You come into work and two emails are waiting for you. One is asking for something that isn't important but needs to be done quickly; the other task is critical but not time-sensitive. What do you do? A study published in the Journal of Consumer Research finds that most people opt to perform the urgent but less important work. This is called the mere urgency effect.
Why do people choose against their self-interest? The study explains that people often perform urgent tasks with short completion windows over tasks with more prominent payoffs simply because there is an "illusion of expiration." This is akin to sales ads that prompt consumers to "buy while supplies last." Lead researcher Meng Zhu, an associate professor of marketing at Johns Hopkins University's Carey Business School, notes that "people are so busy thinking about the timeframe that they lose sight of the outcomes."
If you find yourself constantly responding to other people's urgent requests rather than performing meaningful work, the Eisenhower Box can help. The tried-and-true prioritization matrix has users assign tasks to one of four quadrants: urgent and important (do now); urgent but not important (delegate); not urgent but important (decide when to do it); and not urgent and not important (delete). This is a simple but effective method for shifting your thinking toward more long-term, strategic productivity.

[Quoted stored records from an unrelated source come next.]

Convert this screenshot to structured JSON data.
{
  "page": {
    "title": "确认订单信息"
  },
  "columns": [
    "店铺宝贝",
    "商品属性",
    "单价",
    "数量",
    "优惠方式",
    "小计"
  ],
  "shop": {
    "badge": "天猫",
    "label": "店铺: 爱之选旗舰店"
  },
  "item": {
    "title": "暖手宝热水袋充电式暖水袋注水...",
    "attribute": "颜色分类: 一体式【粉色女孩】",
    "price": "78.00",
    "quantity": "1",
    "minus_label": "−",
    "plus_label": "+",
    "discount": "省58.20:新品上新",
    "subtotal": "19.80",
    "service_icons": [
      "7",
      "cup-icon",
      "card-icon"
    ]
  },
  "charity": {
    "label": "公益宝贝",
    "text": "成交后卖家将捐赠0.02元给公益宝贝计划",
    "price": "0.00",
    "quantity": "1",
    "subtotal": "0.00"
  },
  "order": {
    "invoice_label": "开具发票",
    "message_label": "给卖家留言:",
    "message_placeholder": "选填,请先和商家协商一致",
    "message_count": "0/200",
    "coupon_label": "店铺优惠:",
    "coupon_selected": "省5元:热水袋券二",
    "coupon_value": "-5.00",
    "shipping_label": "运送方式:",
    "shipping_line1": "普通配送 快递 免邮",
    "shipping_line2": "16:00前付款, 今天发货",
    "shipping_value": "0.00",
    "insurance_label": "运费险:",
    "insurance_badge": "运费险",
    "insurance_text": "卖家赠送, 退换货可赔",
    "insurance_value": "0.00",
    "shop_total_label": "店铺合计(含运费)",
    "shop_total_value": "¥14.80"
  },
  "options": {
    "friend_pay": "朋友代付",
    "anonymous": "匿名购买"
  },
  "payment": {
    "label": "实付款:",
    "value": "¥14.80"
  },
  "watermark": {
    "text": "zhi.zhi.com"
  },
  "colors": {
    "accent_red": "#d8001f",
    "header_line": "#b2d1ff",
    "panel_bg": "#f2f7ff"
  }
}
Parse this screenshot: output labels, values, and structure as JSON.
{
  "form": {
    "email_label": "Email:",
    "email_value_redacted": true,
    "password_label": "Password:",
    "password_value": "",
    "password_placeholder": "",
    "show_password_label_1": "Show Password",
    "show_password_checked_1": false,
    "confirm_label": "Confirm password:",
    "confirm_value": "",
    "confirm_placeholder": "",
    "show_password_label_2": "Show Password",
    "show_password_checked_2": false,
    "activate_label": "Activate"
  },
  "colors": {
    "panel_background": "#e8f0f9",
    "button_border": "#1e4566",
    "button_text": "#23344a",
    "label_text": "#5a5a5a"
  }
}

The mere urgency effect isn't all bad, though. Some people have found ways to use it to an advantage. For instance, to keep teams motivated, the study advises managers to break large projects into smaller tasks with several urgent deadlines. Zhu also recommends adding timed alerts to non-urgent but vital tasks to trigger specific actions. Do you think adding a reminder for lunch counts?